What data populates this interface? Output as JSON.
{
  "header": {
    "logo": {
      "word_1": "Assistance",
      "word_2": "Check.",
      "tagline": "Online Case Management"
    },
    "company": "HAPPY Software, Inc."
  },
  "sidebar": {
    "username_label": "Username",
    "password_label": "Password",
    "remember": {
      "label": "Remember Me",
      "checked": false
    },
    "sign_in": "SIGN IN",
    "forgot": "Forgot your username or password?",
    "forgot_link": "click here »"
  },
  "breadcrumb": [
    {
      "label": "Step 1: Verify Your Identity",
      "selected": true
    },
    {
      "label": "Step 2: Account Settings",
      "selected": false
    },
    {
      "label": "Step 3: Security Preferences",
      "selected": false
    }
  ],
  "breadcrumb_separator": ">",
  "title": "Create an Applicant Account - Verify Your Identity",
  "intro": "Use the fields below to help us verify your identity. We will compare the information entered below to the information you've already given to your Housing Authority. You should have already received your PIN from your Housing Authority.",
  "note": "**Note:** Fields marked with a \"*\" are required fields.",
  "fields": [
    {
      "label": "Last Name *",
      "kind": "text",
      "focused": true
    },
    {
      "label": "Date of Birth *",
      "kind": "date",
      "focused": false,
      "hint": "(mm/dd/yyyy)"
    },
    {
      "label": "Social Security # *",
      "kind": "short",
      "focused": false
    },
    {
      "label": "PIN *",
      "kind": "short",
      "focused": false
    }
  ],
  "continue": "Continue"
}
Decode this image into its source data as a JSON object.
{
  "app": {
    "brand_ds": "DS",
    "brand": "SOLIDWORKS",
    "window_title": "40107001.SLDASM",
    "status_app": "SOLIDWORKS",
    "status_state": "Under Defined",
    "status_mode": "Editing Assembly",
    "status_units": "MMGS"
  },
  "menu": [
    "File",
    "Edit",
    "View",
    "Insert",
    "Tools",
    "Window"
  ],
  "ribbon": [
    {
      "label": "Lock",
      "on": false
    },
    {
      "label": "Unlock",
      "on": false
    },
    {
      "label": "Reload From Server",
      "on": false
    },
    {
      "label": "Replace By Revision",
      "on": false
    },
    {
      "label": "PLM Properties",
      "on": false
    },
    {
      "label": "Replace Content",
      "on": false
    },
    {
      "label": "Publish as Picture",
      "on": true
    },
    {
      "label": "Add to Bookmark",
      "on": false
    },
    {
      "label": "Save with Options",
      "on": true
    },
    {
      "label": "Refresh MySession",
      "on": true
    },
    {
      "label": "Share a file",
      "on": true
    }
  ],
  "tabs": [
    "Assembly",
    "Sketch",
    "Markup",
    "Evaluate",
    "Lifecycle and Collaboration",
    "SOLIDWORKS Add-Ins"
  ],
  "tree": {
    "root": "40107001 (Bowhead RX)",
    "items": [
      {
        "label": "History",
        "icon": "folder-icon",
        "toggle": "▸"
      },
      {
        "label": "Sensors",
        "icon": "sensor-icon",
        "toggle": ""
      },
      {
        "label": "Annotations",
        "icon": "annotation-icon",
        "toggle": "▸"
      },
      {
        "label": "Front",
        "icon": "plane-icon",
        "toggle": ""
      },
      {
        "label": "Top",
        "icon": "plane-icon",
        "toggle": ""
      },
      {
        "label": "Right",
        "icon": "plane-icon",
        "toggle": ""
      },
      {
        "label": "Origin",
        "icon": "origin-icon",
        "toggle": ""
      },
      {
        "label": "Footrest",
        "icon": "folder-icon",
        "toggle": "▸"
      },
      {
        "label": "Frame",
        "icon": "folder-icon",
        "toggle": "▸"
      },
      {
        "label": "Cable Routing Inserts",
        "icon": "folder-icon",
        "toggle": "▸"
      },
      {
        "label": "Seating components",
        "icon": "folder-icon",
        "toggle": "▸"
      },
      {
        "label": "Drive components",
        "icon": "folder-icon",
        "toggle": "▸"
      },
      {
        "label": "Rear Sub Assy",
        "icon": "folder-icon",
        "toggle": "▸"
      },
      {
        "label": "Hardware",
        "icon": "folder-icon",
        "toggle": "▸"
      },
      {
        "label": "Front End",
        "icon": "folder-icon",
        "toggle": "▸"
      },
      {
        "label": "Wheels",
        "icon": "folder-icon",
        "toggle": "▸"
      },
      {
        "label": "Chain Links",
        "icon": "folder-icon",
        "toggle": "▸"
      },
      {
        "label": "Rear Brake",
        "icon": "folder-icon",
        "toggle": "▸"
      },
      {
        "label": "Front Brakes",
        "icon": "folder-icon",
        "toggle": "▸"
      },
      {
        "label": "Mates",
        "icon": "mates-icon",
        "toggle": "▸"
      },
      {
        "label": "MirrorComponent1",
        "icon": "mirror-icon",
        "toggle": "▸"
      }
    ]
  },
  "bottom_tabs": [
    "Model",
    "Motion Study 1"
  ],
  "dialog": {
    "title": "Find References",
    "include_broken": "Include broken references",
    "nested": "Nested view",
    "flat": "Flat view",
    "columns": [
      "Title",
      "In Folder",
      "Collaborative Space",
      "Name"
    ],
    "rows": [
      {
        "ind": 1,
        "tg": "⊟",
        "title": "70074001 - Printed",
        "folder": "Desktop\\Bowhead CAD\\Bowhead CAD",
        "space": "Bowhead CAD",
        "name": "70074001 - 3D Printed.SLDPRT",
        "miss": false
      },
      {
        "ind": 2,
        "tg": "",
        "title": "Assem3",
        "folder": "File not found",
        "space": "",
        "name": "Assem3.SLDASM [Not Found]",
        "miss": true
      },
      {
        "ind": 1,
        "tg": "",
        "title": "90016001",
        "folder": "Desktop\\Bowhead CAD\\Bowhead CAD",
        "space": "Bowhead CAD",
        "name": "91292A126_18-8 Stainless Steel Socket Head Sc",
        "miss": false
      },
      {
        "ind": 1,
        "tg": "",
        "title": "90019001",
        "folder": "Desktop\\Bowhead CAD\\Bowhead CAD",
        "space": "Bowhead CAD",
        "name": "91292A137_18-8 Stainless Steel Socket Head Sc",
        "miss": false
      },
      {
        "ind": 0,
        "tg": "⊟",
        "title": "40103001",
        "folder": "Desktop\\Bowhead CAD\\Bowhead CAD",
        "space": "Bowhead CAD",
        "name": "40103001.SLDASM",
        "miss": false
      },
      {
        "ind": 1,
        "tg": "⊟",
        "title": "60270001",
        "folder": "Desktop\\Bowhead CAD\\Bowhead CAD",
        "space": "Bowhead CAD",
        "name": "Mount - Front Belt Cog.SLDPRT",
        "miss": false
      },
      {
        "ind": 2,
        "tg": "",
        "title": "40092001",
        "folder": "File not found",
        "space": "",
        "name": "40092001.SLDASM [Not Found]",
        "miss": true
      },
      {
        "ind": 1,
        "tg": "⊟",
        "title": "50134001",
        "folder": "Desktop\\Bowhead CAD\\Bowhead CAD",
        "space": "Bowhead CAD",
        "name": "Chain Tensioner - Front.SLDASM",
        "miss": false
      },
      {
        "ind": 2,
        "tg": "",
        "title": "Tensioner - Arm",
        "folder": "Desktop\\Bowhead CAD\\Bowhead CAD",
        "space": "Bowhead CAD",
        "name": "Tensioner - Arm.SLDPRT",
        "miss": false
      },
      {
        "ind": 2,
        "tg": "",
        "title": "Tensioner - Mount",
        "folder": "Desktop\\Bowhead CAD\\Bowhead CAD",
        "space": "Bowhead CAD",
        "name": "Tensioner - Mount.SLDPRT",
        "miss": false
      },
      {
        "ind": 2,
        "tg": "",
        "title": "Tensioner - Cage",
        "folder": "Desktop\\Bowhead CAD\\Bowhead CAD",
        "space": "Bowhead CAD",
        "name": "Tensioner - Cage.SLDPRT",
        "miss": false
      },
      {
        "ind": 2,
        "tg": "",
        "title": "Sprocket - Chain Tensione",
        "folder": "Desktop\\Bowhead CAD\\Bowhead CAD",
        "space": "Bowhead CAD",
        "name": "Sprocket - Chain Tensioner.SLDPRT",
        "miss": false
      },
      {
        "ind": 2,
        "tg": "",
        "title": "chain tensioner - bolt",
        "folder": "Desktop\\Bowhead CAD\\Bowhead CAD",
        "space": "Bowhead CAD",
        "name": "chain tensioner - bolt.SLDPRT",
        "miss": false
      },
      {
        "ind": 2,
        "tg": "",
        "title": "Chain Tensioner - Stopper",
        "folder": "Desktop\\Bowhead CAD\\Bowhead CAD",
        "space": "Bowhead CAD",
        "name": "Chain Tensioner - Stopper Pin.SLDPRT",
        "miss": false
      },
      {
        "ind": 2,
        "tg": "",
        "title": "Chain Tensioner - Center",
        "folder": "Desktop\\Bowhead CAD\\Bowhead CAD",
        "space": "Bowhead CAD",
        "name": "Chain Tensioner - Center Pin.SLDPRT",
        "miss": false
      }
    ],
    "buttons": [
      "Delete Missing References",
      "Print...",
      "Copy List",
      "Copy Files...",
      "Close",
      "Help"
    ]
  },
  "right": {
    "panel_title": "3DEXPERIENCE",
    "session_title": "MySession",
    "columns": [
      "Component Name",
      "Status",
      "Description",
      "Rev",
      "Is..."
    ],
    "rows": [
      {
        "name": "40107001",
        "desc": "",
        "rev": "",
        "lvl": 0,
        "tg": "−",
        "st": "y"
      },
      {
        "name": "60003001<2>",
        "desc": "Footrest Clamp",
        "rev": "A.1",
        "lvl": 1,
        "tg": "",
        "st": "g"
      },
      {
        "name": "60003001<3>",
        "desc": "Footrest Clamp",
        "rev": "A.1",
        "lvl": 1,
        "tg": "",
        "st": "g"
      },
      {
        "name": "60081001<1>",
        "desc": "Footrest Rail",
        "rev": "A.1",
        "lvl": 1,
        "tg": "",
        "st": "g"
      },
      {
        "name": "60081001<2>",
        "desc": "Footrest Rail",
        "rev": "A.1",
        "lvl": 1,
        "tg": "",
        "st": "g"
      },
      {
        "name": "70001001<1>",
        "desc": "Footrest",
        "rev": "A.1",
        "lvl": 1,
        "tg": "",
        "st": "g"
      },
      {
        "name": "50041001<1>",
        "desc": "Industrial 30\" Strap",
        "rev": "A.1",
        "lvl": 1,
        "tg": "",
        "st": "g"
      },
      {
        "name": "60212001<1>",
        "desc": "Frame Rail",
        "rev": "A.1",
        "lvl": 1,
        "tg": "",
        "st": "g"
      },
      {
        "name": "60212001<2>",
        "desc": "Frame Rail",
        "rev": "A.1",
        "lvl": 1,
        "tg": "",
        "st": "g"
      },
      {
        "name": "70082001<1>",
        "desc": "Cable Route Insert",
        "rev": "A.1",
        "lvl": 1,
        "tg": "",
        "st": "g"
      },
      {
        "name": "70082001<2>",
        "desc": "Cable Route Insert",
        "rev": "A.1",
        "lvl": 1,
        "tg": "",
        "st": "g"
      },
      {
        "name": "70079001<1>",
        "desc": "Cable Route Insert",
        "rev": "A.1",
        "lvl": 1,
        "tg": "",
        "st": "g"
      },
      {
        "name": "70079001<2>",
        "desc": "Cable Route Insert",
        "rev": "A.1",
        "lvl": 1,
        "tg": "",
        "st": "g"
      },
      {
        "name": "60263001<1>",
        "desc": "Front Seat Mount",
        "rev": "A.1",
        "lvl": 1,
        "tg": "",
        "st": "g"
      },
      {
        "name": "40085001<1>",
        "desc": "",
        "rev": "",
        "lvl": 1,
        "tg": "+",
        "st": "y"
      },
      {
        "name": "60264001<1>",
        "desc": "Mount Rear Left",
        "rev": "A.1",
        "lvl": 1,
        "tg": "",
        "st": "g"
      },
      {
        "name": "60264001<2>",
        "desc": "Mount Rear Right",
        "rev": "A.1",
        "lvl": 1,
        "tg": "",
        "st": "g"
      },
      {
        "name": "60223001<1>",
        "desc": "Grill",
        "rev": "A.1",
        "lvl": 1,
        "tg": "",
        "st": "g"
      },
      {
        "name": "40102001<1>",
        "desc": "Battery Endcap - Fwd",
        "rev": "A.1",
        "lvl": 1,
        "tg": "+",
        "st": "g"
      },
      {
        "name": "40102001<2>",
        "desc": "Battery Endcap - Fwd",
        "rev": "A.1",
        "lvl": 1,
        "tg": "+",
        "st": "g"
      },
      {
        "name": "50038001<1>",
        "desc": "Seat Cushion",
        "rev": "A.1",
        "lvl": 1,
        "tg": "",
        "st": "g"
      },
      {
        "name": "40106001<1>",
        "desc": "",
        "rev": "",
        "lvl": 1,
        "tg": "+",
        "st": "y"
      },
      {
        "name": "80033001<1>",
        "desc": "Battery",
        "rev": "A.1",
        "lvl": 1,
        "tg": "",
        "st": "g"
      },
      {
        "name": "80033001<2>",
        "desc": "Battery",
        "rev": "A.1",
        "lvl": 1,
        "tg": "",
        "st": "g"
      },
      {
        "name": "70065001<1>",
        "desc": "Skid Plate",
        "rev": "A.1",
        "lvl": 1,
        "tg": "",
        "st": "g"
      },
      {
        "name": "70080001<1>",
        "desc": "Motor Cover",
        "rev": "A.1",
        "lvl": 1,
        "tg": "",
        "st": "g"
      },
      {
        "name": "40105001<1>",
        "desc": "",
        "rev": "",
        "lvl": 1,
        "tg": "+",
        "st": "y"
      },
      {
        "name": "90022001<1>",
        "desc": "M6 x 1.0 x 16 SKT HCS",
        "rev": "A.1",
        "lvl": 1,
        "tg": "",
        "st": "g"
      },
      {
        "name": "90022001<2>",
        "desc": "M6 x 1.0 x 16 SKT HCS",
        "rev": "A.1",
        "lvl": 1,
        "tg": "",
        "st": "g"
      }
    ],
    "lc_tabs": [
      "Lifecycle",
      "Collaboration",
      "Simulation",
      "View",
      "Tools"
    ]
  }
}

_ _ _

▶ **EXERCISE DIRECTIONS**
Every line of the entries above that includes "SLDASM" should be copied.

▶ **ANSWER SPACE**
    "window_title": "40107001.SLDASM",
        "name": "Assem3.SLDASM [Not Found]",
        "name": "40103001.SLDASM",
        "name": "40092001.SLDASM [Not Found]",
        "name": "Chain Tensioner - Front.SLDASM",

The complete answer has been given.